8. Excerpt: Select a few paragraphs, usually 200-350 words, that exemplify the theme, if possible, or at least provide a glimpse into a telling scene.
9. Cover art ideas: Think positive. Your story’s about to be published. What do you want the cover to portray?
A Spec Sheet might sound like a simple idea, but believe me, it comes in handy when you need it. The Spec Sheet is different than the Background document, into which I cut and paste articles and information found during research. Keeping a separate folder on your PC with all relevant information in each folder per story is a huge timesaver.


Susan Macatee said...

Great advice, Cate!
I use a folder for each book and short story I write. Pocket folders for the full-lengths and regular file folders for the shorts. I keep all pertinent info on a story, both while I'm writing the outline and first draft, through revisions and edits, in their separate folders and, once the story's sold, I include the contract and any other important info I may need. Keeps me sane and organzied.

Cate Masters said...

Thanks, Susan! I need to start keeping hard copies, too. I rely too much on electronic versions, though I do back up to both floppy and zip disks just in case. It'd kill me to lose all that work!

Mary Ricksen said...

I have to get more organized. Your suggestions will be a big help for me.
Really good advise.

Emma Lai said...

I keep a diary of story ideas and story information. I also write the query and blurb as soon as I've finished it. The two things that I never gave any thought to was cover art or an excerpt. Those requests threw me for a while and I had to go back and do a reread. Thanks for the suggestions, Cate!

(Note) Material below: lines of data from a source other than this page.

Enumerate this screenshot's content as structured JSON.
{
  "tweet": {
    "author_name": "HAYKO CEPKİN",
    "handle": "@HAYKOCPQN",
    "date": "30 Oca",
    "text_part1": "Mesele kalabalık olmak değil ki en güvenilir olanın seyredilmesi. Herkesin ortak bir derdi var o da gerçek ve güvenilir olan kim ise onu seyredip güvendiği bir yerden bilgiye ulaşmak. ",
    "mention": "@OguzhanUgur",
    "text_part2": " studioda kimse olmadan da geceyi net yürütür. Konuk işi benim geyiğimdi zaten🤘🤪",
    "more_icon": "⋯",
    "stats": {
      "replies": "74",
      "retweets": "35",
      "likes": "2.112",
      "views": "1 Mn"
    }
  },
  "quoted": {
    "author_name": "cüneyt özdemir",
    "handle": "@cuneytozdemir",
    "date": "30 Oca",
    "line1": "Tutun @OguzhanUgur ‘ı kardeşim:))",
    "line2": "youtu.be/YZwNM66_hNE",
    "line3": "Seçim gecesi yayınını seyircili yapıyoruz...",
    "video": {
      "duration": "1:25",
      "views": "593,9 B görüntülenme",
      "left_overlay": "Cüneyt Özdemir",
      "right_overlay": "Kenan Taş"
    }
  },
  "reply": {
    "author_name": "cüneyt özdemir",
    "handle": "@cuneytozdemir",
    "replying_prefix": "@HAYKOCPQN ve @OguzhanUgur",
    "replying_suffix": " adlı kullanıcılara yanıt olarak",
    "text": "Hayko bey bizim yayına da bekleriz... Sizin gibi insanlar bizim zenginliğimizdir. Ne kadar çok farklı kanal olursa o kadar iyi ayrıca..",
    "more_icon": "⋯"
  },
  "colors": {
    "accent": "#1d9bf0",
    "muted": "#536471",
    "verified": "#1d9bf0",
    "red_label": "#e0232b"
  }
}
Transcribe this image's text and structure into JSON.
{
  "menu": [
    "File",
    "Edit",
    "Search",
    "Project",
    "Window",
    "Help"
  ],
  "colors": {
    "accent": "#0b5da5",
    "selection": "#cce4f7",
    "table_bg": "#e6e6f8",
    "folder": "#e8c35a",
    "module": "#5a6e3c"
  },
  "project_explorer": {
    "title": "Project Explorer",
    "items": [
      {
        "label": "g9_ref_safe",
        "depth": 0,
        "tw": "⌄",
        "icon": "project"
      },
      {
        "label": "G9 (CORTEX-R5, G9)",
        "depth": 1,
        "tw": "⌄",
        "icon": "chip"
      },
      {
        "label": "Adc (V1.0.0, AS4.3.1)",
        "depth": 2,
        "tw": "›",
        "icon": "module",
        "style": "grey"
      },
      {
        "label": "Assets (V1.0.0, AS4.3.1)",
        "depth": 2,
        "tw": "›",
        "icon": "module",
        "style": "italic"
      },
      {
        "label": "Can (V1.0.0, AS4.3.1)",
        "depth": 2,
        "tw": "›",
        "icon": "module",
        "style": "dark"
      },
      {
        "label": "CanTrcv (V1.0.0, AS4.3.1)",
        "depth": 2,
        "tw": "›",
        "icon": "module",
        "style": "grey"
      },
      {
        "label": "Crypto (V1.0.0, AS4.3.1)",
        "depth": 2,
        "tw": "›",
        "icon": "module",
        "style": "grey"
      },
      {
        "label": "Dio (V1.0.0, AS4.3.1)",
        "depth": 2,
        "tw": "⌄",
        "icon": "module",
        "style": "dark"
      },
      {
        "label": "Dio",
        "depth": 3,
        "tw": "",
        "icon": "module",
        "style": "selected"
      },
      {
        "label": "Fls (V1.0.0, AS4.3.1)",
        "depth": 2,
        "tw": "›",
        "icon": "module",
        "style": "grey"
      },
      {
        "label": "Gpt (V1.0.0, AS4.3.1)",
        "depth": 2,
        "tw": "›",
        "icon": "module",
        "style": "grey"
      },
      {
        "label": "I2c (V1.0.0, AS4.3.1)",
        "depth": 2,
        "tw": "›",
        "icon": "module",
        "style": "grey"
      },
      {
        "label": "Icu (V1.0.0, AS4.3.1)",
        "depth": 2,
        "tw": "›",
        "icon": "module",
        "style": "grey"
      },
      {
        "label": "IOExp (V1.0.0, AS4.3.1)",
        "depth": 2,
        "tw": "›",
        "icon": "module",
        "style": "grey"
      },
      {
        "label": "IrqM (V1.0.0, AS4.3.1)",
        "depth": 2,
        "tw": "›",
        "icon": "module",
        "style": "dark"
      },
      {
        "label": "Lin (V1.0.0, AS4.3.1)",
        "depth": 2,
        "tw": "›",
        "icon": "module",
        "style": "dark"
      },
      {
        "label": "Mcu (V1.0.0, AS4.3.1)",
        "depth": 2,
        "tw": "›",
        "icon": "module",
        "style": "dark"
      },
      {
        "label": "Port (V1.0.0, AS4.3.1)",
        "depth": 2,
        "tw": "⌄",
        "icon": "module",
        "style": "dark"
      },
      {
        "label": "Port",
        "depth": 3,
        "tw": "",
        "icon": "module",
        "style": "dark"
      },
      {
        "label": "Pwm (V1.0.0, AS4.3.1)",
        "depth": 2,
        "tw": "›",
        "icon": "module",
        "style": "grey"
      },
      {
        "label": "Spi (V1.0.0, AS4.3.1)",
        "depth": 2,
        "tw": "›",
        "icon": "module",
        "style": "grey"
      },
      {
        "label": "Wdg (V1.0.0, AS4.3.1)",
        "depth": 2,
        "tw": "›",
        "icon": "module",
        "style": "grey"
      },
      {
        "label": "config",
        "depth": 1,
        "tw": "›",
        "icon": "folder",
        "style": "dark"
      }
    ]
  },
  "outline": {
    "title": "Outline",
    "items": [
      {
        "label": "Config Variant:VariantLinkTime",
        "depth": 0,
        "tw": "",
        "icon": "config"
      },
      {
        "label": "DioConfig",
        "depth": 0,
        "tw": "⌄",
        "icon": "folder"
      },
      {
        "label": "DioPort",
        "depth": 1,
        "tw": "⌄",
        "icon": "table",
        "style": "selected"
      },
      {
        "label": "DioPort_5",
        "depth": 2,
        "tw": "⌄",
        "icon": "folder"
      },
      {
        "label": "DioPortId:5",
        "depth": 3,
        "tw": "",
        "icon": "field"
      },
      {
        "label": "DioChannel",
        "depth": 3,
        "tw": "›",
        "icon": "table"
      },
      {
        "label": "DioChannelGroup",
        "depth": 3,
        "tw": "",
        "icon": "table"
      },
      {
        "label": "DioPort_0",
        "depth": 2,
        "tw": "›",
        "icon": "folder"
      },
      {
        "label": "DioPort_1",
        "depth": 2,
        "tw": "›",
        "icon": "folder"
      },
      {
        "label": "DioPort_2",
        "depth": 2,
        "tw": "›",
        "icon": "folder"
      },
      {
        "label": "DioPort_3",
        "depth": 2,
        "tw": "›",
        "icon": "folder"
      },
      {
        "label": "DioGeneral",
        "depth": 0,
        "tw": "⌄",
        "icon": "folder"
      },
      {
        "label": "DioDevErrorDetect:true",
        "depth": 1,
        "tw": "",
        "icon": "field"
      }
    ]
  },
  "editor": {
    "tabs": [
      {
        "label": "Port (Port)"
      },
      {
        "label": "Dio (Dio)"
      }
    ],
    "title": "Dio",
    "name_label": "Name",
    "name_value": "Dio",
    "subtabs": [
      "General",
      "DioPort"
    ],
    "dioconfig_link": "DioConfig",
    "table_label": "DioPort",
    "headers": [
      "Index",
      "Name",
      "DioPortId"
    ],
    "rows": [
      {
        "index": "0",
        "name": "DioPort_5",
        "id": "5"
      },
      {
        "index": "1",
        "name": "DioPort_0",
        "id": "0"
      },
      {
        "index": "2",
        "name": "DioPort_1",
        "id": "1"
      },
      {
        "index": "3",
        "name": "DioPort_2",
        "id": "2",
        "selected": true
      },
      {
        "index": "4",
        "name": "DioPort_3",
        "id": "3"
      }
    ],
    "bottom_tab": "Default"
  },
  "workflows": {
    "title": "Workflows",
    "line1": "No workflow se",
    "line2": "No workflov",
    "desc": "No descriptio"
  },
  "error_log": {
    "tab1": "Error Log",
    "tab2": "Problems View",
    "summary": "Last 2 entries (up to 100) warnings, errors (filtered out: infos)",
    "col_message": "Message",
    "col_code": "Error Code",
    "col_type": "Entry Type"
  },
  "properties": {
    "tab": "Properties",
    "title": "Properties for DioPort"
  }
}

Rebecca J. Clark said...

Will you guys come over and organize my office for me? Pretty please? I am SO unorganized. I have notes here, there and everywhere about each project, even though I have a binder for each.

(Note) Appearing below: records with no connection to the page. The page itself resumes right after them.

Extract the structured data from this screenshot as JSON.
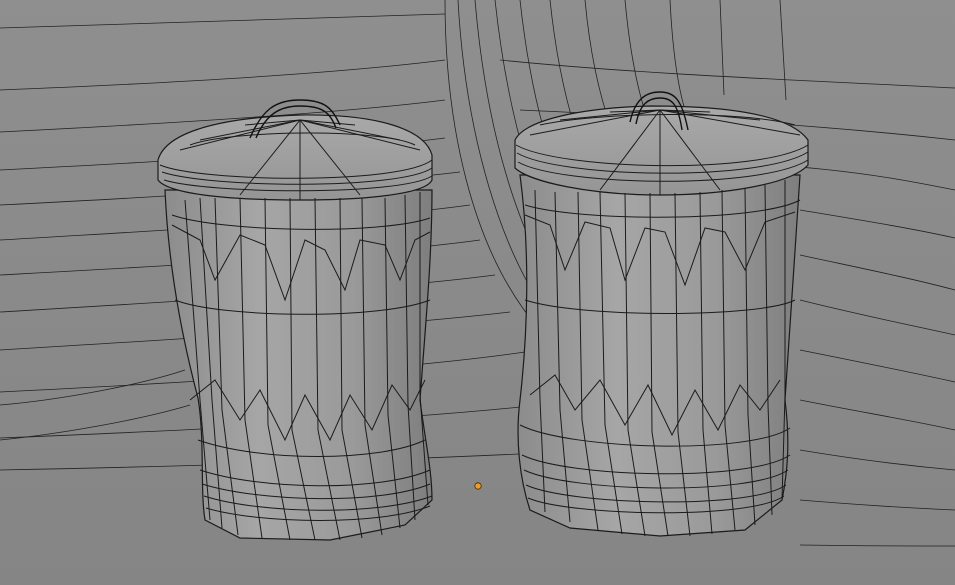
{
  "viewport": {
    "mode": "3d-edit-wireframe",
    "background": "#8a8a8a",
    "mesh_fill": "#9c9c9c",
    "wire_color": "#1b1b1b",
    "origin_marker_color": "#f39b1e"
  },
  "scene": {
    "objects": [
      {
        "name": "trash-can-left",
        "type": "mesh"
      },
      {
        "name": "trash-can-right",
        "type": "mesh"
      },
      {
        "name": "backdrop-floor",
        "type": "mesh"
      }
    ],
    "active_origin_visible": true
  }
}
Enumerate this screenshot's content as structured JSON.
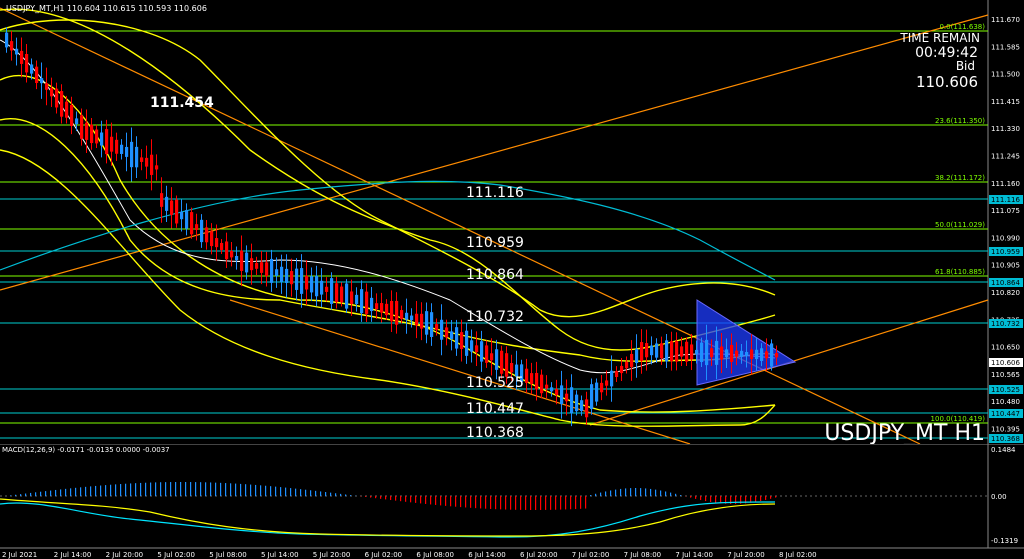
{
  "symbol_header": "USDJPY_MT,H1  110.604 110.615 110.593 110.606",
  "big_label": "111.454",
  "time_remain": {
    "title": "TIME REMAIN",
    "value": "00:49:42",
    "bid_label": "Bid",
    "bid_value": "110.606"
  },
  "watermark": "USDJPY_MT H1",
  "price_axis_ticks": [
    "111.670",
    "111.585",
    "111.500",
    "111.415",
    "111.330",
    "111.245",
    "111.160",
    "111.075",
    "110.990",
    "110.905",
    "110.820",
    "110.735",
    "110.650",
    "110.565",
    "110.480",
    "110.395"
  ],
  "level_labels": [
    {
      "text": "111.116",
      "color": "#00e5ff"
    },
    {
      "text": "110.959",
      "color": "#00e5ff"
    },
    {
      "text": "110.864",
      "color": "#00e5ff"
    },
    {
      "text": "110.732",
      "color": "#00e5ff"
    },
    {
      "text": "110.525",
      "color": "#00e5ff"
    },
    {
      "text": "110.447",
      "color": "#00e5ff"
    },
    {
      "text": "110.368",
      "color": "#00e5ff"
    }
  ],
  "level_tags": [
    "111.116",
    "110.959",
    "110.864",
    "110.732",
    "110.606",
    "110.525",
    "110.447",
    "110.368"
  ],
  "fib_labels": [
    "0.0(111.638)",
    "23.6(111.350)",
    "38.2(111.172)",
    "50.0(111.029)",
    "61.8(110.885)",
    "100.0(110.419)"
  ],
  "macd_header": "MACD(12,26,9) -0.0171 -0.0135 0.0000 -0.0037",
  "macd_axis_ticks": [
    "0.1484",
    "0.00",
    "-0.1319"
  ],
  "time_axis": [
    "2 Jul 2021",
    "2 Jul 14:00",
    "2 Jul 20:00",
    "5 Jul 02:00",
    "5 Jul 08:00",
    "5 Jul 14:00",
    "5 Jul 20:00",
    "6 Jul 02:00",
    "6 Jul 08:00",
    "6 Jul 14:00",
    "6 Jul 20:00",
    "7 Jul 02:00",
    "7 Jul 08:00",
    "7 Jul 14:00",
    "7 Jul 20:00",
    "8 Jul 02:00"
  ],
  "colors": {
    "bull": "#1e90ff",
    "bear": "#ff0000",
    "level": "#00e5ff",
    "fib": "#7fff00",
    "trend": "#ff8c00",
    "band": "#ffff00"
  }
}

Cate--how long is your average spec sheet? I really like this idea.

thanks for the great post!


Cate Masters said...

My longest spec sheet is three pages - for the historical novel I'm writing. The others are each about one page. I use the spec sheet as a quick reference, and the Background document to keep longer descriptions, etc. Those usually run past 25 pages, even for shorter stories sometimes.

Helen Hardt said...

This is great advice, Cate. I was working on a story yesterday that I hadn't touched in a while, and I couldn't remember the color of the heroine's hair! I'm not kidding. Sometimes there are so many characters floating around in my head I can't keep them all straight.

Thank you for visiting the Vixens' blog this week. I agree with you -- why should we choose between Highlanders and Cowboys? ;)


Debra St. John said...

This is a great idea. I try to be organized like that, but I never seem to get there. But I did the same thing (needed to reread part of my story to get vital info!) for my last contract info sheet. This is a great time saver. Information at my fingertips.